We joined them sober, thanks to a local named Jenny encouraging us to dance more. She’s petite in her black number, but bold in her lap dancing. Despite the whistling, amplified volumes, and bright lights, I could hear my phone ring and audibly tell somebody, “I wished they’d play Selena Gomez.”
Suddenly, Bohol seemed like a safe place to let loose. It lives, and it respects you. If you want noise, it can get louder. If you want fun, it finds ways. If you want peace, it shushes itself.
When I saw more of Bohol’s upscale infrastructure the day after—the mall culture and organic hype have reached them—I further grasp the province’s openness to change. Then when I saw religious artifacts and relics aplenty in these same spaces, I sense its conscious effort to preserve their cultural habits. A visit to the lush Bohol Biodiversity Complex shows that nature is still a priority of their rising tourism.
There’s no distinction between the old and the new; Bohol is a potent cocktail of modernity and tradition.
I return to Manila regretful. Not because I felt my after-party shame sink in, but because I misjudged Bohol first. Feeling its charm means looking past its postcard image and experiencing it even after the sun sets.
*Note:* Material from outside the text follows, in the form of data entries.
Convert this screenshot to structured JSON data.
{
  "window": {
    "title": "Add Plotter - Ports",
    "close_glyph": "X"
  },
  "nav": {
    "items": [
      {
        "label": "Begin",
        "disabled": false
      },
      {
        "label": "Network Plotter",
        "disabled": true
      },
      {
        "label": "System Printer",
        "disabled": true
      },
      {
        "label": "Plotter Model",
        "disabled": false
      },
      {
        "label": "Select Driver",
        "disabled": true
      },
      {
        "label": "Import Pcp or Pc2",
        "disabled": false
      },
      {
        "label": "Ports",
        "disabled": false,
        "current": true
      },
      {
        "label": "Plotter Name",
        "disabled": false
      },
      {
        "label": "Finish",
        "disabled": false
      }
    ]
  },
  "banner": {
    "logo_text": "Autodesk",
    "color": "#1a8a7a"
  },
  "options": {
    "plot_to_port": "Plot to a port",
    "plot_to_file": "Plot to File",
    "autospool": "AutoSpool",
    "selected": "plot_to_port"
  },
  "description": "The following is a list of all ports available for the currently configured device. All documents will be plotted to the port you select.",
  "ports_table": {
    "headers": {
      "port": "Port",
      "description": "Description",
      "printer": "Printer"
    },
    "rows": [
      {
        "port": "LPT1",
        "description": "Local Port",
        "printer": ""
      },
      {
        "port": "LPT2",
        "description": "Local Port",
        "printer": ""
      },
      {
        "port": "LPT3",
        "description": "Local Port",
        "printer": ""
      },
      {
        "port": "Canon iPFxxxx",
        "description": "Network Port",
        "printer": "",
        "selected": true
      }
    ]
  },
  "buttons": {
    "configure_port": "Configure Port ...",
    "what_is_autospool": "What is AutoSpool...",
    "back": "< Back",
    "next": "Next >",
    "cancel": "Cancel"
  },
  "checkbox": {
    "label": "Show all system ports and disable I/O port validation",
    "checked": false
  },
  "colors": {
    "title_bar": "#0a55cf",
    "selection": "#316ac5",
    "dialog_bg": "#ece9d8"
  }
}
Now I don’t blame its tarsiers for waking up in the darkness.
AirAsia offers flights to Bohol for as low P888. For more details, visit their website.